Northampton General Hospital was given its name in 1903, but a hospital has stood on the site since 1793.
Northampton’s first infirmary on George Row was set up in 1744. For 46 years, it coped with its town house premises, even though the number of beds increased considerably. However, by 1790, surgeon Dr William Kerr realised they needed a new building and started fundraising.
The land to build the new infirmary was purchased from Reverend Walter Griffiths for £1000. An extra piece of land was also bought in order to build a road to the infirmary from St Giles Church. The infirmary would accommodate 100 patients and have its own brewhouse, bakehouse, and laundry. The total cost of the building was £15,000, which went £5000 over budget, causing hardship and bankruptcy for most of the builders involved.
In May 1790, the Medical Committee appointed Mr A. Saxon as the architect, who also acted as the surveyor on site. Local firms that worked on the infirmary included Adson & Gordon (masons), Moore & Lewis (carpenters), Mr Whitney (plumber), and Dadford & Mitchell (plasterers). The facing stone was donated by John Drayton from Kingsthorpe quarries. It was estimated that this donation was worth over £1000.
When the infirmary opened in 1793, the staff consisted of a surgeon, apothecary, matron, four nurses, four maids, and a porter. House rules were strict and religion played a large part in the daily routine. When the patients started to recover, they were expected to look after those less able - washing, cleaning and fetching meals. Assisting in the pharmacy was a popular choice.
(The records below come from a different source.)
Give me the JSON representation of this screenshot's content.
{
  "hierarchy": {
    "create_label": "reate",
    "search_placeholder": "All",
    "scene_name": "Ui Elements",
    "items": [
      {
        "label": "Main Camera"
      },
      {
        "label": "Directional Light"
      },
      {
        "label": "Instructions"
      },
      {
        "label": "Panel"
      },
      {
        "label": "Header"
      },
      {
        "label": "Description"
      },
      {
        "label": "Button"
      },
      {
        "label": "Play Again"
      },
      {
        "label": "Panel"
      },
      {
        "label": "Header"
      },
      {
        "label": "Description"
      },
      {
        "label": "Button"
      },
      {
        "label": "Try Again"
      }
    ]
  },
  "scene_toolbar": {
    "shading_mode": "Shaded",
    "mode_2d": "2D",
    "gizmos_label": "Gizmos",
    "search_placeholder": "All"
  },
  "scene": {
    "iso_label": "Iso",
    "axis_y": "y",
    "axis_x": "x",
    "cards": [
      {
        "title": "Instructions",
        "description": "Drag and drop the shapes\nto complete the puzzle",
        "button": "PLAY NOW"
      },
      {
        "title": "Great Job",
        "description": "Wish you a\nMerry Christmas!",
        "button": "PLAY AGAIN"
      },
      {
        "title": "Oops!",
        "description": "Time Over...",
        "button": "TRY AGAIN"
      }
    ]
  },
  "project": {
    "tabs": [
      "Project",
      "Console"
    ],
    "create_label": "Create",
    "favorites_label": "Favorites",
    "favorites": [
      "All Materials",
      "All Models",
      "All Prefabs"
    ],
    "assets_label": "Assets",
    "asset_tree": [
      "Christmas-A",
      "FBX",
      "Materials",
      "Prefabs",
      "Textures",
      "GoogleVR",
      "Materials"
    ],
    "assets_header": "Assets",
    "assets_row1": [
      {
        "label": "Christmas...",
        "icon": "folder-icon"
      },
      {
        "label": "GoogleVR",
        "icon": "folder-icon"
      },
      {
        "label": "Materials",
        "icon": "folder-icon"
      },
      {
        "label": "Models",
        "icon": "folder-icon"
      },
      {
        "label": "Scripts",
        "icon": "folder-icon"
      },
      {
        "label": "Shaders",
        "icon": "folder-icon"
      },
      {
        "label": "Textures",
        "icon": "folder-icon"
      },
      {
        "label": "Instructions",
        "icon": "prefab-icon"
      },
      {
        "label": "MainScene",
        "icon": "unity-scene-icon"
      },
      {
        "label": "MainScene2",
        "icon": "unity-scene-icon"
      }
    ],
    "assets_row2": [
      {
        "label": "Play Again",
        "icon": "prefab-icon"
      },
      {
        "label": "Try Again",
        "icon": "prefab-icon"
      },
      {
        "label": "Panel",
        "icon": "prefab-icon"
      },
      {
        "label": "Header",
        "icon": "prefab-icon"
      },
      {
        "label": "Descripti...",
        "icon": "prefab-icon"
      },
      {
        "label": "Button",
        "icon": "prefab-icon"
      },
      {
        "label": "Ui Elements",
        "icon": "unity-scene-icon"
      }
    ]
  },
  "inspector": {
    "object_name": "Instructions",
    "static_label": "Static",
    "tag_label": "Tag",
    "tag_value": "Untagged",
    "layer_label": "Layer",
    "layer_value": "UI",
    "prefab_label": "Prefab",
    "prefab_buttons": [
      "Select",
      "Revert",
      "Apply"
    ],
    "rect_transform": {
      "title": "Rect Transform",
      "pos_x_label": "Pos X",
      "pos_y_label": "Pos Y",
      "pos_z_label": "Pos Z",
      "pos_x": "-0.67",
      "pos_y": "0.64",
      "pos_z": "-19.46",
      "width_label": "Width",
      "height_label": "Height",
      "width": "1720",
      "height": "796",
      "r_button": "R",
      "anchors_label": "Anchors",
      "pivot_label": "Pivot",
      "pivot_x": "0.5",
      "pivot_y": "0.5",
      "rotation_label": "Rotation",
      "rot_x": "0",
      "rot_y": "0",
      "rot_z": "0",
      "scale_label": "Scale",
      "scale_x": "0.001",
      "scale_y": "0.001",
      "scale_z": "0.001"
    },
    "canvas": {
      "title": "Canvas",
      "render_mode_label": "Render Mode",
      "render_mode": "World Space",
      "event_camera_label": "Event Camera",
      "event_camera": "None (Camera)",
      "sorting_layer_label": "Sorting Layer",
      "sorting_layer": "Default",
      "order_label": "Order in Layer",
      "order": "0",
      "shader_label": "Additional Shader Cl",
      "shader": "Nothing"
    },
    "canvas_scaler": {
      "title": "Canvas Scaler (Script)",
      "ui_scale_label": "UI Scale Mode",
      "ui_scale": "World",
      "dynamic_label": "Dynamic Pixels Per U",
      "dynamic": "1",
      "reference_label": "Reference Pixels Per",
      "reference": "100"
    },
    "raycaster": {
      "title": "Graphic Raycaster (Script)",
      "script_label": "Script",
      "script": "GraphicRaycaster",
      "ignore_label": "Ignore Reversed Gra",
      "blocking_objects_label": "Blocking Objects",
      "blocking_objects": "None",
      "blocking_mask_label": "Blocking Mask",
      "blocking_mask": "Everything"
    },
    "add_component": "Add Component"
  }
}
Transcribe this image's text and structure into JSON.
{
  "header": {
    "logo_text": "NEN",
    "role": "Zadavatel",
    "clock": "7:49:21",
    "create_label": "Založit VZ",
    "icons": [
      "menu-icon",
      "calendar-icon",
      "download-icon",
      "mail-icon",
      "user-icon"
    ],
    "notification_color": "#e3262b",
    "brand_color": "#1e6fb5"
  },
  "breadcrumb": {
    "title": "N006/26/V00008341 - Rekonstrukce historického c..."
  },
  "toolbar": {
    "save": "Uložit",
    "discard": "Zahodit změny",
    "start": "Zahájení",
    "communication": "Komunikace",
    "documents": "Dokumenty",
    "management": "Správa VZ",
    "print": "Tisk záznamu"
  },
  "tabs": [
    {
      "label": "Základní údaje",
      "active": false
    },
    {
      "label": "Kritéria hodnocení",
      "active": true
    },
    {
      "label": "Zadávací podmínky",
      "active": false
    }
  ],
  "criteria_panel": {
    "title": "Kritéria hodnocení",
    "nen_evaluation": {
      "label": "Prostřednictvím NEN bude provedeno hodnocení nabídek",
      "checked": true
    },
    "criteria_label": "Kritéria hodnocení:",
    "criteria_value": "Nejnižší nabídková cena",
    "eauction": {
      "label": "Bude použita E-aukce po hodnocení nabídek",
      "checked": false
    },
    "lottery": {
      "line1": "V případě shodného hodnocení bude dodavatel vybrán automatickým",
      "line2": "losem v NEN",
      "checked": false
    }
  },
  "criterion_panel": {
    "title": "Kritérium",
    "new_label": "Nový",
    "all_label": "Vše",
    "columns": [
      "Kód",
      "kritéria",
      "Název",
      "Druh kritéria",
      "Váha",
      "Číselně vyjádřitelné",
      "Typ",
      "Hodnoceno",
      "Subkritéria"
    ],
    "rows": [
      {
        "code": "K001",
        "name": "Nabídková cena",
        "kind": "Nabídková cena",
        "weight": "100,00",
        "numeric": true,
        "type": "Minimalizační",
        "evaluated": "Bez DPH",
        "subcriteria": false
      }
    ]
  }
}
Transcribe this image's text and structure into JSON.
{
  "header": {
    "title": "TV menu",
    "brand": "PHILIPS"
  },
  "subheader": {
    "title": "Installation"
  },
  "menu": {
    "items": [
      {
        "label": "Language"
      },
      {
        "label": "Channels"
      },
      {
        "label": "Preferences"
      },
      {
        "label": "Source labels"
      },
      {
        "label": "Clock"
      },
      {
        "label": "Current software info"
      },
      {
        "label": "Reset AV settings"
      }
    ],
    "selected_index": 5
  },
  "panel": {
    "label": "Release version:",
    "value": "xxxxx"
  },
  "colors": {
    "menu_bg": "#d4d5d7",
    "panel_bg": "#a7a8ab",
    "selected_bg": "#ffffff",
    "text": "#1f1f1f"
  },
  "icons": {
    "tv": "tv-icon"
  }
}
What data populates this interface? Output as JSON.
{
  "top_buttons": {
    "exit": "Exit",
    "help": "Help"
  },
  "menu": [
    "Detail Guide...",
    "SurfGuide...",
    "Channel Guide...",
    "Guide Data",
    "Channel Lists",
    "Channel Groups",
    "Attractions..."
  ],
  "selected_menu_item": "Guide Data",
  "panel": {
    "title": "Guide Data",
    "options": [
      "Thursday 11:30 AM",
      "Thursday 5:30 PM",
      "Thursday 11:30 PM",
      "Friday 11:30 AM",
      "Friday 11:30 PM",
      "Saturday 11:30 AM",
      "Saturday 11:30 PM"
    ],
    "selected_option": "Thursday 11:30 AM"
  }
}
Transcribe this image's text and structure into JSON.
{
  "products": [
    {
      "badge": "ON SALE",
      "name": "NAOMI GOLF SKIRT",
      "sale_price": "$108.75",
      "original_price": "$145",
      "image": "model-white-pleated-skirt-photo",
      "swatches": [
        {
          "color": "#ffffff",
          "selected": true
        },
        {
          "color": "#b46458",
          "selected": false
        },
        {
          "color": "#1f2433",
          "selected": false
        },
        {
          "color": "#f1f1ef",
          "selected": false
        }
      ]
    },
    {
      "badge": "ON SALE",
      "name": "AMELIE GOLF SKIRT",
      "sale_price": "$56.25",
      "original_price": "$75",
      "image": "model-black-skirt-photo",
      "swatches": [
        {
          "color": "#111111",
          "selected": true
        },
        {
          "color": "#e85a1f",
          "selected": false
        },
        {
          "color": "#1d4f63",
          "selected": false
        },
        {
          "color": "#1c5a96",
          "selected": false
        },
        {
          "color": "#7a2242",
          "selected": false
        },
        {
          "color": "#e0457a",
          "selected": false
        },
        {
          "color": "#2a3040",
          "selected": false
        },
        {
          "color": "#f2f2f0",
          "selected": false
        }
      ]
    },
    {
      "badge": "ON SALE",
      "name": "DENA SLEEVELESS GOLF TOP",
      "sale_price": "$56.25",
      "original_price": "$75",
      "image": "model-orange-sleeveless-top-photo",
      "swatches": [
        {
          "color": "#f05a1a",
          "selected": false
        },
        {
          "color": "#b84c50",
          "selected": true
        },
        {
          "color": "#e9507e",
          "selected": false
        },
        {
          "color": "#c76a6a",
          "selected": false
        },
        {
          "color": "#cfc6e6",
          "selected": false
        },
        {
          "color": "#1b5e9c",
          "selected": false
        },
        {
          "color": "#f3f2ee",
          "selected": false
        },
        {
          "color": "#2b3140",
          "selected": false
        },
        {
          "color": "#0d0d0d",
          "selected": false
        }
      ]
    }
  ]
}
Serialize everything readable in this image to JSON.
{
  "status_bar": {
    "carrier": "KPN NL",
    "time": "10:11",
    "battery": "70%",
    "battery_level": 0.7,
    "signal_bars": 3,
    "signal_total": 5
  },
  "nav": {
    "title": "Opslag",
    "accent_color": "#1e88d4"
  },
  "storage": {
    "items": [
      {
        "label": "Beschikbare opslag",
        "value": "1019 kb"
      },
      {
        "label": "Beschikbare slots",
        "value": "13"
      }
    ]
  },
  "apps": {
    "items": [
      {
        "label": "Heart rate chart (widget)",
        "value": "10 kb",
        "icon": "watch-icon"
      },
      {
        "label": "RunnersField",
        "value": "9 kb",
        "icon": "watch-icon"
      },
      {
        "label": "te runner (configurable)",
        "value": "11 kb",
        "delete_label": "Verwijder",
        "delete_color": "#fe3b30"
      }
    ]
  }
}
However, after staff discovered this was because it was where the wine and spirit stores were held, patients were closely supervised by a porter!
In the early days, patients were generally poor and were grateful for the free treatment, care, and food during their hospital stay. In the 19th century, some patients were less compliant and did not follow the house rules.
The hospital expanded several times in the 19th and 20th centuries, as did the town. What began as an infirmary built on an 8 acre site on the edge of town, with open views down to the River Nene, is now a town hospital on a site covering 46 acres.